DATA FOR THE TASK -
§ §

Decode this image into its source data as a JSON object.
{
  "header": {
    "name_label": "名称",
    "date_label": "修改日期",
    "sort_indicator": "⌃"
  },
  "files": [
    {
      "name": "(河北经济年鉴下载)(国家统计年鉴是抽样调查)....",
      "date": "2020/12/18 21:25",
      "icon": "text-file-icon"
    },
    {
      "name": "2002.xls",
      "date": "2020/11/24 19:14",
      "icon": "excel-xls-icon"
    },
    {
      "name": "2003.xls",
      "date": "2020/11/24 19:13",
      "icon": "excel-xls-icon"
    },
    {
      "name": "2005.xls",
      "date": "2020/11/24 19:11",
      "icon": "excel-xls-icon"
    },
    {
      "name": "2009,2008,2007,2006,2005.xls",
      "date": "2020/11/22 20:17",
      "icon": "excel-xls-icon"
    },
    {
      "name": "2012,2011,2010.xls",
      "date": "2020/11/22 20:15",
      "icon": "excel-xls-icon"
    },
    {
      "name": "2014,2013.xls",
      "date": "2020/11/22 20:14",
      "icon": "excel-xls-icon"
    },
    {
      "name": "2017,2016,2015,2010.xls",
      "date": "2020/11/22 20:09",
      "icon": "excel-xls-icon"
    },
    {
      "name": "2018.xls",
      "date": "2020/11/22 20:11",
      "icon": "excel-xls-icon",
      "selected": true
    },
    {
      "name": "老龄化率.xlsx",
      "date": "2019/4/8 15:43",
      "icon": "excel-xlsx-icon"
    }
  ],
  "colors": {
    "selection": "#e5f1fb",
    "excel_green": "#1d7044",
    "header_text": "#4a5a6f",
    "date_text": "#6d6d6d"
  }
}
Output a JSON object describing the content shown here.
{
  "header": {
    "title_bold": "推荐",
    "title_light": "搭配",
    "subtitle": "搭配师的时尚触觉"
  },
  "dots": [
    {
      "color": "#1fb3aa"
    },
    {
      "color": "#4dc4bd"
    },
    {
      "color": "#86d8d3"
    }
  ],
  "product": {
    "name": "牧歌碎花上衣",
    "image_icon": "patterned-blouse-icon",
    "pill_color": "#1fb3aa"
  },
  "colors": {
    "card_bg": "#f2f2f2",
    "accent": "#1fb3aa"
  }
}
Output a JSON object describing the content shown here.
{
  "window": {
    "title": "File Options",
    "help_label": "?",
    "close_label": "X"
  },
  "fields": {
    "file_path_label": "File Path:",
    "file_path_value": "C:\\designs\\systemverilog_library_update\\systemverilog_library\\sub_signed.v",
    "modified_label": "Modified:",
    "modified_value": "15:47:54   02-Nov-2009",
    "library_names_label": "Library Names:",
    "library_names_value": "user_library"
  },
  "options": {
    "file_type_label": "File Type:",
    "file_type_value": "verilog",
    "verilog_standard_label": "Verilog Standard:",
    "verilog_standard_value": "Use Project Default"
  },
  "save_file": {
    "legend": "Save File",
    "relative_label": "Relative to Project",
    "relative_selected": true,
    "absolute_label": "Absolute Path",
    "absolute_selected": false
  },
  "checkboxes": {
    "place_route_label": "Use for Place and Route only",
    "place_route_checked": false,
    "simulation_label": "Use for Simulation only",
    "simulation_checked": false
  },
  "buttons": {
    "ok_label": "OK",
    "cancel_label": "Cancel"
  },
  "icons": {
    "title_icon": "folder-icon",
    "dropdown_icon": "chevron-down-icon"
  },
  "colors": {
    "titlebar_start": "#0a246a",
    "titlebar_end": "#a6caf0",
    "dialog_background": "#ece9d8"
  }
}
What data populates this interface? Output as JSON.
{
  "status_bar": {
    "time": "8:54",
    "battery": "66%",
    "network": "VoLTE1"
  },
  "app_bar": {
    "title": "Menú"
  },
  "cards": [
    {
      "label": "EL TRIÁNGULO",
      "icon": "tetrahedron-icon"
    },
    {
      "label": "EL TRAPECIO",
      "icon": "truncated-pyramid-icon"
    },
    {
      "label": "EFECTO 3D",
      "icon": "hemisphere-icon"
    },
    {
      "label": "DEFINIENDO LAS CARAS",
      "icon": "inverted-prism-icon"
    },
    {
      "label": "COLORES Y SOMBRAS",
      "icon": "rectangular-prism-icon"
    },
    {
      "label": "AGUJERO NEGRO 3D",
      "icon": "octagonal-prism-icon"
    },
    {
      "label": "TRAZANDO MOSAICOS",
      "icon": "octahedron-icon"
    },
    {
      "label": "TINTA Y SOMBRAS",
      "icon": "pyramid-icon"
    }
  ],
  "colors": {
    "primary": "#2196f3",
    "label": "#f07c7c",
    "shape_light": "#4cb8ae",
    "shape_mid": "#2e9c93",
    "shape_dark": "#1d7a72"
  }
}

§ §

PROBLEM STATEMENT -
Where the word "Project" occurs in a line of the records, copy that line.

TASK RESPONSE -
    "verilog_standard_value": "Use Project Default"
    "relative_label": "Relative to Project",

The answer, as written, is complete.